In this Jan. 29, 2021, file photo, a cutout of former President John F. Kennedy occupies a seat next to seventh-grader Reilly Sullivan and social studies teacher Logan Landry at the Bruce M. Whittier Middle School in Poland. Credit: Robert F. Bukaty / AP

The Maine House of Representatives has approved a measure requiring that all public school workers, from teacher aides to kitchen staff, be paid a minimum wage of $16 an hour. Under current law, the minimum salary for teachers is $40,000 a year.

In one of the closest votes of the session, the House gave initial approval by a margin of 73-71. Supporters argued that school workers are underpaid and deserve a minimum wage that will incentivize them to remain in those positions. Portland Democrat Mike Sylvester supported the bill.

“It’s time we reward those people, it’s time that we ensure that we get the best people in those positions, and that they stay and make a career,” Sylvester said.

Opponents called the mandates unaffordable for many school districts, particularly those in rural areas. They also questioned the fairness of giving one group a minimum wage for which many other workers in Maine don’t qualify.

“Can you imagine if you are in a small community, and your school staff is making $16 an hour, and the people in the community who have to pay that are not making that? Are we going to start picking out special groups for higher minimum wage?” said Rep. Richard Bradstreet, R-Vassalboro.

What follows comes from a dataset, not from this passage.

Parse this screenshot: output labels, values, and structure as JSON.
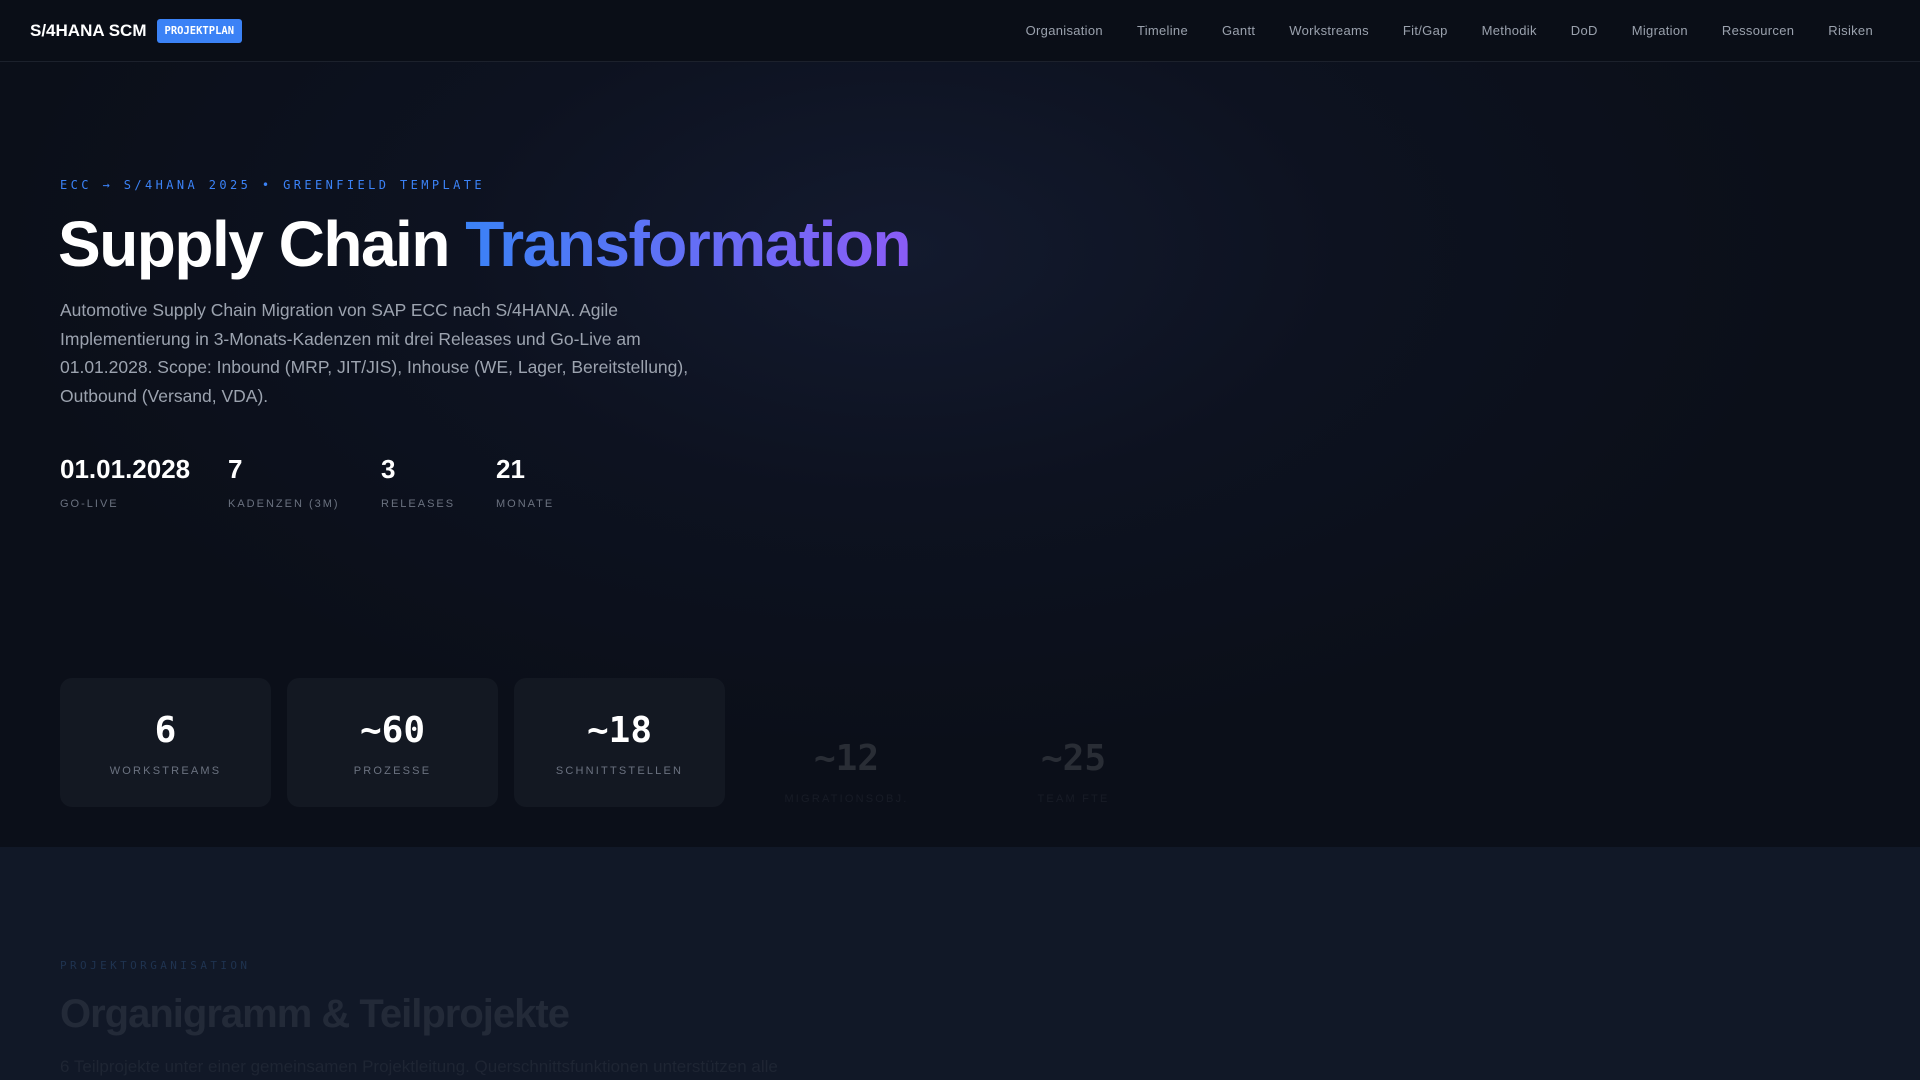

The state Senate has yet to consider the measure.

This article appears through a media partnership with Maine Public.